The lottery is a form of gambling wherein people pay money for a chance to win a prize. Some of the prizes are cash or goods, while others are services or other intangible items. In the context of public policy, lotteries are seen as an effective way to raise revenue without increasing taxes. Historically, state lotteries have been a significant source of tax revenues, providing an important alternative to traditional taxes and fees.

A lot of people think that winning the lottery is all about luck, but in reality, there are proven ways to improve your chances of winning. The secret is to use a system that incorporates both probability and logic, and it isn’t too hard to learn. The best part is that these methods are backed by real-world experience and success.
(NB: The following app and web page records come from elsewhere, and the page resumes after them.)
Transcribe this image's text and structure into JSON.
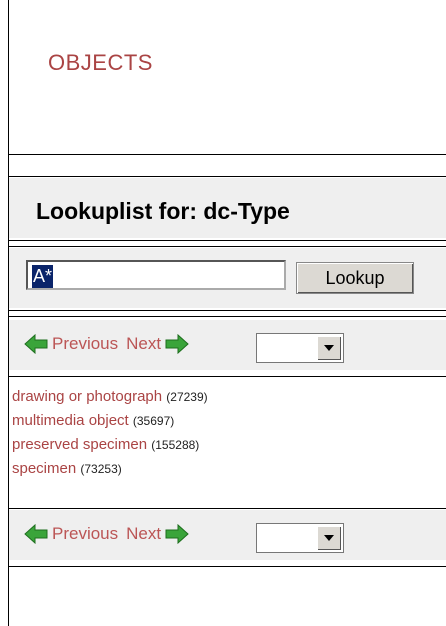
{
  "header": {
    "title": "OBJECTS"
  },
  "lookup": {
    "title": "Lookuplist for: dc-Type"
  },
  "search": {
    "value": "A*",
    "button_label": "Lookup"
  },
  "nav": {
    "previous_label": "Previous",
    "next_label": "Next",
    "select_value": ""
  },
  "results": [
    {
      "label": "drawing or photograph",
      "count": "(27239)"
    },
    {
      "label": "multimedia object",
      "count": "(35697)"
    },
    {
      "label": "preserved specimen",
      "count": "(155288)"
    },
    {
      "label": "specimen",
      "count": "(73253)"
    }
  ],
  "colors": {
    "link": "#b55",
    "title": "#a44",
    "panel": "#efefef",
    "arrow": "#2e9a2e"
  }
}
In most states, the winner gets a percentage of the total prize pool. This figure is usually the amount remaining after all of the costs for promotion and taxes are deducted. Some lotteries offer a single large prize, while others provide many smaller prizes.

Many modern lotteries offer a number of different games, including scratch-off tickets and pull-tabs. The winnings in these games are determined by matching numbers from a hidden panel on the back of the ticket to the ones shown on the front of the ticket. While these types of tickets tend to have lower prize amounts than traditional lottery games, they are often easy to play and can be very inexpensive.

One of the best strategies for winning the lottery is to purchase multiple tickets. This will help you increase your odds of winning by covering all possible combinations. Moreover, you can also join a lottery group and purchase the tickets together. In doing so, you can increase your chances of hitting the jackpot by a huge margin.

In ancient times, the drawing of lots was used to determine land ownership and other property rights. The Old Testament contains a passage that refers to this practice, as do the writings of several Roman emperors. It was also a popular entertainment during Saturnalian feasts. In fact, the earliest known lottery was a keno slip dating back to the Chinese Han Dynasty between 205 and 187 BC.

In colonial America, lotteries were commonplace and helped finance projects like paving roads and constructing churches. The Continental Congress established a lottery in 1776 to raise funds for the war against England, but it failed. Privately organized lotteries were common in the 18th century, and they were used to fund building projects at Harvard, Yale, King’s College, Union and Brown. They also funded the supplying of a battery of guns for Philadelphia and rebuilding of Faneuil Hall in Boston.